Two days ago, Random House published Tom Brokaw's Boom!: Voices of the Sixties: Personal Reflections on the '60s and Today, which purports to explain that decade's "profound social, political, and individual changes" and "the impact of the 1960s on our lives today" in exhaustive detail throughout nearly 700 pages. Readers who eagerly anticipate how Brokaw will weave the story of the birth and explosive growth of the gay rights movement into the larger narrative fabric of the times, as well as wondering how he will convey the Boomer generation's catastrophic losses from aids, will be disappointed. He doesn't. His book about the social upheaval of the Sixties, and the Sixties as midwife to emerging and enduring political movements never mentions the Mattachine pickets of the White House (1965) or Stonewall (1969) or annual gay pride parades that began on the first anniversary of Stonewall in New York, Boston, Los Angeles, and San Francisco and now span the globe, or any gay political group. No. Instead, 1969 is noted for Woodstock, and 1970 is highlighted as having the first Earth Day. In the context of shifting mores on sex and the changing dynamics of what makes a family, gay life is ignored. Gay death is ignored too, because the index has no entry for aids. The emergence of gay visibility in entertainment, education, religion, and business is completely erased. The book virtually never even acknowledges gay people. No Harvey Milk, no Frank Kameny, no Barbara Gittings, no Larry Kramer. David Geffen is mentioned, once, simply as a friend of Berry Gordy's. Oh, but there is a recap of Dick Cheney telling Wolf Blizter he was "out of line" to mention Mary.
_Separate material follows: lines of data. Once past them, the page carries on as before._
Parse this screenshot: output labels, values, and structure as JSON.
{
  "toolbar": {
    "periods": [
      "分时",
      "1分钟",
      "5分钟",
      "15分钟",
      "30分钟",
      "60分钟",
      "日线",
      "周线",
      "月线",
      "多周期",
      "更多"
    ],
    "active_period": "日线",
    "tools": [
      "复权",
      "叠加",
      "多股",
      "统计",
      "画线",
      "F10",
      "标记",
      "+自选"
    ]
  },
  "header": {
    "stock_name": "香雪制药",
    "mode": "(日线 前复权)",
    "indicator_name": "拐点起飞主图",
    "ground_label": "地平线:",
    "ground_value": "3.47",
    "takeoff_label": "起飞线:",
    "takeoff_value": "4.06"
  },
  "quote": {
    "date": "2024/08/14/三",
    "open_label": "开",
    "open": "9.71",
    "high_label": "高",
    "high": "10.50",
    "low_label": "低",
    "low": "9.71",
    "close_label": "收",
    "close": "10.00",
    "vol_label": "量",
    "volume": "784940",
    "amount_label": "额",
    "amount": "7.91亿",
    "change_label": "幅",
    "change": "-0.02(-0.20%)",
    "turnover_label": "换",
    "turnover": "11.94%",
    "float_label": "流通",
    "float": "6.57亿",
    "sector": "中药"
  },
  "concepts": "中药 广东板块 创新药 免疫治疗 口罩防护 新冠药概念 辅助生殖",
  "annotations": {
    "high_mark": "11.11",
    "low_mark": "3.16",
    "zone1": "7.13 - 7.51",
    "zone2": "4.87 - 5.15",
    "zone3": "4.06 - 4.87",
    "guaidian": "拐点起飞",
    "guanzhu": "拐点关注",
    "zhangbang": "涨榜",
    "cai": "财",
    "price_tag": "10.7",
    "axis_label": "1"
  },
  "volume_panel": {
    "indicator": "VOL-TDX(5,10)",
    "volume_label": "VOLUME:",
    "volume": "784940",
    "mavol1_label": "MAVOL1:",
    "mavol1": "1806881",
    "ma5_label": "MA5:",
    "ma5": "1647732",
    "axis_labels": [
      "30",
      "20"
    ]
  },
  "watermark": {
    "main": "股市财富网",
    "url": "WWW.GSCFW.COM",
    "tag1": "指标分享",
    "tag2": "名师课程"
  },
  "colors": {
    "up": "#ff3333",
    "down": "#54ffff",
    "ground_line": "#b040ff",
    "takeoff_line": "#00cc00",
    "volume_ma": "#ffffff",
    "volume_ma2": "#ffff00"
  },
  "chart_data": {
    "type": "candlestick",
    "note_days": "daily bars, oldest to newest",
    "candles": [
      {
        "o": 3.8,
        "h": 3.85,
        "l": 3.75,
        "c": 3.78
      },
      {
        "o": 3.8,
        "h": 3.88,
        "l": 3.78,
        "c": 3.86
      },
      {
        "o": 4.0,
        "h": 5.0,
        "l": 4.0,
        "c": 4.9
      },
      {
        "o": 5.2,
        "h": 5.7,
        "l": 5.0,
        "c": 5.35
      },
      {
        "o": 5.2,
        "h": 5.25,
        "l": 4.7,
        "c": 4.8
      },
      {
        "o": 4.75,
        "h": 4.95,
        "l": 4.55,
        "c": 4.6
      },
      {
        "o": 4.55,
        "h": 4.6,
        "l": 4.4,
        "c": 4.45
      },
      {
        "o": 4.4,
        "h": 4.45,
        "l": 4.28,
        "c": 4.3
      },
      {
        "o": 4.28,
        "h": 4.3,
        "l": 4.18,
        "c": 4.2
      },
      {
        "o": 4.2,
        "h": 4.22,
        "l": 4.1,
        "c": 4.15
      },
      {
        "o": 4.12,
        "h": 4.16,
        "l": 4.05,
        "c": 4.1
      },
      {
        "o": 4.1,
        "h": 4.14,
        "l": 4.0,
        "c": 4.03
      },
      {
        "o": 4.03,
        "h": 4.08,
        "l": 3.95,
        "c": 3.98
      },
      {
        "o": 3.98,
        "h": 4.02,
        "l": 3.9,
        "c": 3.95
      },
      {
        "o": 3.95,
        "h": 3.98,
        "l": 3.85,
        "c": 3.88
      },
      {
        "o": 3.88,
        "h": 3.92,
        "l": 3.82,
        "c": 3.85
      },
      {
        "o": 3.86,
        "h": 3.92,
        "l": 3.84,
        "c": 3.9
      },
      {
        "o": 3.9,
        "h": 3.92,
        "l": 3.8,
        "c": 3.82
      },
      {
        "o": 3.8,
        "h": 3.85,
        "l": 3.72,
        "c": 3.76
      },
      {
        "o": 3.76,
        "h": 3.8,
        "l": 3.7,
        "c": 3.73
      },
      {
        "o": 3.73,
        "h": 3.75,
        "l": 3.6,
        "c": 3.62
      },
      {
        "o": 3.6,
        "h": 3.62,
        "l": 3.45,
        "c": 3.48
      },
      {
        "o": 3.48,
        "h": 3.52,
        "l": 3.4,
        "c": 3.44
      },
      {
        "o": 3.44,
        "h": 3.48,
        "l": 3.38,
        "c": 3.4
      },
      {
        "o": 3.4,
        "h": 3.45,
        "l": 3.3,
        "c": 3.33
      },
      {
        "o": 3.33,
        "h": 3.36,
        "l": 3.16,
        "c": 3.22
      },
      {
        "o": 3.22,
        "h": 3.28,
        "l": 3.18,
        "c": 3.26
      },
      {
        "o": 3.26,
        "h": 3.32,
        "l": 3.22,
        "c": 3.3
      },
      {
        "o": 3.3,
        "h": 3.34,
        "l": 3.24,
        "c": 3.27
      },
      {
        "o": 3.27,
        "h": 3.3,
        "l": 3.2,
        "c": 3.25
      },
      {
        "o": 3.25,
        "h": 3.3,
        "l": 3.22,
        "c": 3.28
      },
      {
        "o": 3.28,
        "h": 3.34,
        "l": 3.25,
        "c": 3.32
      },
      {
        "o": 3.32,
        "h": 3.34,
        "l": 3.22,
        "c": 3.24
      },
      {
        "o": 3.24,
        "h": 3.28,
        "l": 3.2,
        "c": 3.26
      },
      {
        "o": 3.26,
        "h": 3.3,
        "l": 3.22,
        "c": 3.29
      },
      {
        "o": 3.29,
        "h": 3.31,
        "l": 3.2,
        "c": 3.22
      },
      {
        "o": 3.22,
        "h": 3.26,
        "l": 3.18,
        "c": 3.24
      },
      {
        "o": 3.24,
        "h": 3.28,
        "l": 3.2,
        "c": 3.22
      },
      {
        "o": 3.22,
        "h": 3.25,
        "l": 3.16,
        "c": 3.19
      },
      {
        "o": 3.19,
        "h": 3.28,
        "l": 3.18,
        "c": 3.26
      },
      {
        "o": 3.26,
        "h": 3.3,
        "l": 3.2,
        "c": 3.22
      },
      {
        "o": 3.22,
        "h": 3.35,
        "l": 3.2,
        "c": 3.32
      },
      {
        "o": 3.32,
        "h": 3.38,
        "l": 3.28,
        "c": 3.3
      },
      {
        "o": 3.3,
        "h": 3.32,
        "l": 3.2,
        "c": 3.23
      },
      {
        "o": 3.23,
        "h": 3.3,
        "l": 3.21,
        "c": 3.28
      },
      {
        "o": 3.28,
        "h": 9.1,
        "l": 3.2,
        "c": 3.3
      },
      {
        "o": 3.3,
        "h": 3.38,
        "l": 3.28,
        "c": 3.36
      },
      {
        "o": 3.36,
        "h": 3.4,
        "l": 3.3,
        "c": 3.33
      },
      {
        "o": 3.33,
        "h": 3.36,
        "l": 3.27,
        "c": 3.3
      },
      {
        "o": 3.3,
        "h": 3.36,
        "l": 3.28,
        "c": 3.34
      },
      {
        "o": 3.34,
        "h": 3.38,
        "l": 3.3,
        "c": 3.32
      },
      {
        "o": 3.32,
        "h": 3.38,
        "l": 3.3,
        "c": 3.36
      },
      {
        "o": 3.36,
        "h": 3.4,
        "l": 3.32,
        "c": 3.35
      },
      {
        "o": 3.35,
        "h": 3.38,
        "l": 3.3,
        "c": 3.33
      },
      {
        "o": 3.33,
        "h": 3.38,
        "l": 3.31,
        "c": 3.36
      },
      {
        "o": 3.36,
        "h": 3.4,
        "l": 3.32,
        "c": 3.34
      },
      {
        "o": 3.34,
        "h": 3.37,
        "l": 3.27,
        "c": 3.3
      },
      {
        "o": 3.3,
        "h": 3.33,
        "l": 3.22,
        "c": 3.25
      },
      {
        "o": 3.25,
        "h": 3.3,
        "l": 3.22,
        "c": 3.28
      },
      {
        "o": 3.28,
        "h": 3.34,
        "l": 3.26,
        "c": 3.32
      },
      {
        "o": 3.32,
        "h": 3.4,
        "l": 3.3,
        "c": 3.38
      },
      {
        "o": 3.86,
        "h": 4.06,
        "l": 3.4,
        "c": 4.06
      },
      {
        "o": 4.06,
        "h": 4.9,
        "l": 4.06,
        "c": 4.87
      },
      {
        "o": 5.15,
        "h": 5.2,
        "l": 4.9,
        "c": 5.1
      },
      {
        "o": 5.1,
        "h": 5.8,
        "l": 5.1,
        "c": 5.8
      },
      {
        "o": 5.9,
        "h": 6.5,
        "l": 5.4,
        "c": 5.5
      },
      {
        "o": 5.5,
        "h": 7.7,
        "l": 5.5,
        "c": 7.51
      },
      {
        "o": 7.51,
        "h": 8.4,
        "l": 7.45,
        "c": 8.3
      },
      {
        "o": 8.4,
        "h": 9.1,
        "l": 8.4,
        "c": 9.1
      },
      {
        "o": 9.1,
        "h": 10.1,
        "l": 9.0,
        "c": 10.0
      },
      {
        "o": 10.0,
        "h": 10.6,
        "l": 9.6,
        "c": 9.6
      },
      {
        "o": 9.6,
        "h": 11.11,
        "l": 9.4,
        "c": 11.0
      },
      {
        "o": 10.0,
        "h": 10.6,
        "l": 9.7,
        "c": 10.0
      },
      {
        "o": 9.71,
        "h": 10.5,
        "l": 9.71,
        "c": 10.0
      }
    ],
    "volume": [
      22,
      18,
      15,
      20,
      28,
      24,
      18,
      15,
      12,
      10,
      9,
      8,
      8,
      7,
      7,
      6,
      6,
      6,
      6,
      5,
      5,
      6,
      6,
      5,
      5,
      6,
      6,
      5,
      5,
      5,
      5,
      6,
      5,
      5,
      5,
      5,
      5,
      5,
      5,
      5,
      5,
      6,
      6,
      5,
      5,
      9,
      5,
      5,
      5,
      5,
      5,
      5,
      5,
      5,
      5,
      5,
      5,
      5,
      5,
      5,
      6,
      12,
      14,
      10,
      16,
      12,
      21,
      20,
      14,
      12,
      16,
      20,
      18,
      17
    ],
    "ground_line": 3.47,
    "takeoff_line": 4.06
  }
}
Where there ought to be an index entry for gay or gay rights it says see homosexuality--a Victorian, not a Sixties, term--whose thirteen subcategories are shown above. Study the names: Buchanan, Cheney, Fallows, Greenhouse, Huerta, and Webb. They're all straight. (Imagine, for a moment, a sweeping social and political history book in which all the names beneath the entry for black were Asian people, or if the entry for Jewish listed only half a dozen Catholics.) Even these arbitrary six heterosexuals offer no true analysis of gay issues; usually their references only include gay rights in a list of political issues or cases before the court. The other subcategories refer to passages that are equally meaningless. "And the women's movement" might be a springboard for a fascinating, complex comparison of the two movements but in fact page 195 only gives the subject half a sentence, saying, in addition to dealing with tensions over the race, the women's movement was "also divided along ethnic lines and by sexual orientation." Every reference is that shallow. Even for Brokaw's brand of History Lite, the omission is appalling. Gay Boomers, what happened to you? And what are you going to do about it?